• Material supplied:
.....
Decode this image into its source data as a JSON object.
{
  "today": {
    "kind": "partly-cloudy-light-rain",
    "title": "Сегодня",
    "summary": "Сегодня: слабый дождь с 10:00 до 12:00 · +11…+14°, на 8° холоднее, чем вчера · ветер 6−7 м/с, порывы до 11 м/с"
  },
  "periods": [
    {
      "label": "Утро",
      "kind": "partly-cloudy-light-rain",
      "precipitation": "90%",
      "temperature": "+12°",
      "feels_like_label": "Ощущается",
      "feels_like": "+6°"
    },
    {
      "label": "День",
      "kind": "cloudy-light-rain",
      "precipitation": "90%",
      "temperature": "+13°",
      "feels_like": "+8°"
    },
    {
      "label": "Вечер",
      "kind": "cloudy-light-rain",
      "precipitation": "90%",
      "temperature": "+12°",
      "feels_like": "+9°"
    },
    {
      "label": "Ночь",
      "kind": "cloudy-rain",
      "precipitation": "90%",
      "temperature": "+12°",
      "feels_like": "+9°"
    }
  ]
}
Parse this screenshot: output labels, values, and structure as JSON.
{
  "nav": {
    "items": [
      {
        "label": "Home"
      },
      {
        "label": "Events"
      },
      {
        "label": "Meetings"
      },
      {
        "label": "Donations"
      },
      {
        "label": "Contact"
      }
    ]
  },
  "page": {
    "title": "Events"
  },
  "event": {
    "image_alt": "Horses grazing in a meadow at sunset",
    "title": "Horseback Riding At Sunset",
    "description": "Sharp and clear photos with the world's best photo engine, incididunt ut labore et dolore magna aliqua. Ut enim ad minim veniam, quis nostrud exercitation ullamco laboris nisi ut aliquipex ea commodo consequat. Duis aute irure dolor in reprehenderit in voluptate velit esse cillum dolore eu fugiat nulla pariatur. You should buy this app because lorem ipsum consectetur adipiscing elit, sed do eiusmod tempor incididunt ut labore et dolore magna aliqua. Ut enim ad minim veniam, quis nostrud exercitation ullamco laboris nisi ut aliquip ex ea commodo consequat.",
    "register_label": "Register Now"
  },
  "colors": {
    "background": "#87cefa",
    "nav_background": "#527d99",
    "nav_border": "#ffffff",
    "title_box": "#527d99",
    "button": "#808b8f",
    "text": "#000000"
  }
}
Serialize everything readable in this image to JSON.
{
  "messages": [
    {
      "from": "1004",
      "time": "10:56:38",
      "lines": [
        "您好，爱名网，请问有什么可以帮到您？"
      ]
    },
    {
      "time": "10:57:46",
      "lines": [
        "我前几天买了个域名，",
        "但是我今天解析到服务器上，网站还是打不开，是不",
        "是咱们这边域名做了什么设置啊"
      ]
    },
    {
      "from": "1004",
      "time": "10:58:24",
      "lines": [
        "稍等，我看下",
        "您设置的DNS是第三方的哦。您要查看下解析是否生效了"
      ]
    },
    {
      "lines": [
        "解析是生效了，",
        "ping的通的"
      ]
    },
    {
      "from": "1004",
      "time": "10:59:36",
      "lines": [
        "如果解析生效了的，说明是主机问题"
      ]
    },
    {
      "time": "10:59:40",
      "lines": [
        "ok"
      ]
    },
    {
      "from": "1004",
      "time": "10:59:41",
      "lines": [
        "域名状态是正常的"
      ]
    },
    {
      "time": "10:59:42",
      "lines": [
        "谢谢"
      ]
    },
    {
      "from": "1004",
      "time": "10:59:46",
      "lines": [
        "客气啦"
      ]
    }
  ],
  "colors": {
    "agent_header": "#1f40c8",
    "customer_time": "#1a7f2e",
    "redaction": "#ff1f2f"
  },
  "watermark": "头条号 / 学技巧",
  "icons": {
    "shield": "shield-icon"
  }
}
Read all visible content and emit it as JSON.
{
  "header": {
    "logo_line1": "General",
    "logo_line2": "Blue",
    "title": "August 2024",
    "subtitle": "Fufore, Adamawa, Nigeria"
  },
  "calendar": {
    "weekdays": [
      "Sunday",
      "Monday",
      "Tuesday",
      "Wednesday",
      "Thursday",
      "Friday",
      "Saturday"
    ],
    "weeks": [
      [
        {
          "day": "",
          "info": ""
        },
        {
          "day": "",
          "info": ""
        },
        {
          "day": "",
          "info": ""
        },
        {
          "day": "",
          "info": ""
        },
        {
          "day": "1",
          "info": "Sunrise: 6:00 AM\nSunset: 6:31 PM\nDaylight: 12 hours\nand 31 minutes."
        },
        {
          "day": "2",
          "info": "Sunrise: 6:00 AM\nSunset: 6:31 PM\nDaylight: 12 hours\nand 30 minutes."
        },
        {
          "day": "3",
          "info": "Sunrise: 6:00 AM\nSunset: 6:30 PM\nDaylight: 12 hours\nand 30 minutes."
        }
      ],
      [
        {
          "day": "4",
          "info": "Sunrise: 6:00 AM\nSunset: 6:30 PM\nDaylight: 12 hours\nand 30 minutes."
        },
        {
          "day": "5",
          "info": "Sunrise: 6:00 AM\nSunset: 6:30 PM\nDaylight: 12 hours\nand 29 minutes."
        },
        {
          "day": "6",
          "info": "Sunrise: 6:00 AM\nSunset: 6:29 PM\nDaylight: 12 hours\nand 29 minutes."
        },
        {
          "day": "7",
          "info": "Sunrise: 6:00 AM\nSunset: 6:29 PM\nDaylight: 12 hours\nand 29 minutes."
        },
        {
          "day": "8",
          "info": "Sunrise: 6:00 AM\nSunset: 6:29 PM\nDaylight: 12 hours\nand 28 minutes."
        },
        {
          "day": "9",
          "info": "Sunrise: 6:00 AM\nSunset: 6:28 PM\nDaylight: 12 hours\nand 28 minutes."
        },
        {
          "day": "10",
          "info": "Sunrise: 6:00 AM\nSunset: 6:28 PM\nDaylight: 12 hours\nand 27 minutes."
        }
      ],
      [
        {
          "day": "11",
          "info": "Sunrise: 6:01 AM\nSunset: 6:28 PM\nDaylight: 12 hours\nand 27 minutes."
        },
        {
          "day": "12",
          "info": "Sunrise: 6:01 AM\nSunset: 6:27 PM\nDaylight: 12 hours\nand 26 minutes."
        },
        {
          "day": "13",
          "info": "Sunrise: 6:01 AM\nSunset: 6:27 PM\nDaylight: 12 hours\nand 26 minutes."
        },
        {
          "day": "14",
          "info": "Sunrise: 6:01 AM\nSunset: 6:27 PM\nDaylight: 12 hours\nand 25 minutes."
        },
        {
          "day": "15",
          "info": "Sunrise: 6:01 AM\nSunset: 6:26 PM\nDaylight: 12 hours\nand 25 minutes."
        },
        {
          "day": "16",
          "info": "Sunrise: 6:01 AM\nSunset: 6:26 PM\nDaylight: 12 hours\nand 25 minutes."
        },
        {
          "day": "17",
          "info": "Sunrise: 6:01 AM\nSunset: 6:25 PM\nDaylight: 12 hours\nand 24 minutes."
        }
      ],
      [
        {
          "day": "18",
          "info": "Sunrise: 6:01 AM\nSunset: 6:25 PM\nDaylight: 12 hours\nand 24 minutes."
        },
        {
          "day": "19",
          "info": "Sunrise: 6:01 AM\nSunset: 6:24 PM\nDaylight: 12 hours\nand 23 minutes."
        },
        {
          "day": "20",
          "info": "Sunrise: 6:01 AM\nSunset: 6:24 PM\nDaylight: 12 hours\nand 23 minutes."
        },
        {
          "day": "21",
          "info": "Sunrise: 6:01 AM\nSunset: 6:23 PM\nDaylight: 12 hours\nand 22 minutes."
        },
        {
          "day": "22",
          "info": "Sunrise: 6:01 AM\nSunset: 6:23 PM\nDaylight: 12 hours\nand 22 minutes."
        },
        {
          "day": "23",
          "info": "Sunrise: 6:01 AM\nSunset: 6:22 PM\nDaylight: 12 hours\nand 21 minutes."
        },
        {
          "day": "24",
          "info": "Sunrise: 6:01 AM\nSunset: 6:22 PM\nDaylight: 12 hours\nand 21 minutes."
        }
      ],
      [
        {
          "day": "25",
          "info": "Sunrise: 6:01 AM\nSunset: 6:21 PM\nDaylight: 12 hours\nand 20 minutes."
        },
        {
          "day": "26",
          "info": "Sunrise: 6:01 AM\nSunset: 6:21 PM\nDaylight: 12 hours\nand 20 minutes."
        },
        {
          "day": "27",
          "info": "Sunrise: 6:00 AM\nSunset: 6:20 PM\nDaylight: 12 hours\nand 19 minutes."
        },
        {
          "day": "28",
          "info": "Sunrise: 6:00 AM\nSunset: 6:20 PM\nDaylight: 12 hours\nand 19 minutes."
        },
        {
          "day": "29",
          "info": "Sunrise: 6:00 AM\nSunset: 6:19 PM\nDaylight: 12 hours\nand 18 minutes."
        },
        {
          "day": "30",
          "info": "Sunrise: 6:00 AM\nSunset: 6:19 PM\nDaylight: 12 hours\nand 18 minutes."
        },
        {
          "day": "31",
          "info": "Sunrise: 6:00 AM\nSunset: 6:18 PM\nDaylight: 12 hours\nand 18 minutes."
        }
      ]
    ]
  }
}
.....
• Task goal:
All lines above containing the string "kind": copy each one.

• Solution to the problem:
    "kind": "partly-cloudy-light-rain",
      "kind": "partly-cloudy-light-rain",
      "kind": "cloudy-light-rain",
      "kind": "cloudy-light-rain",
      "kind": "cloudy-rain",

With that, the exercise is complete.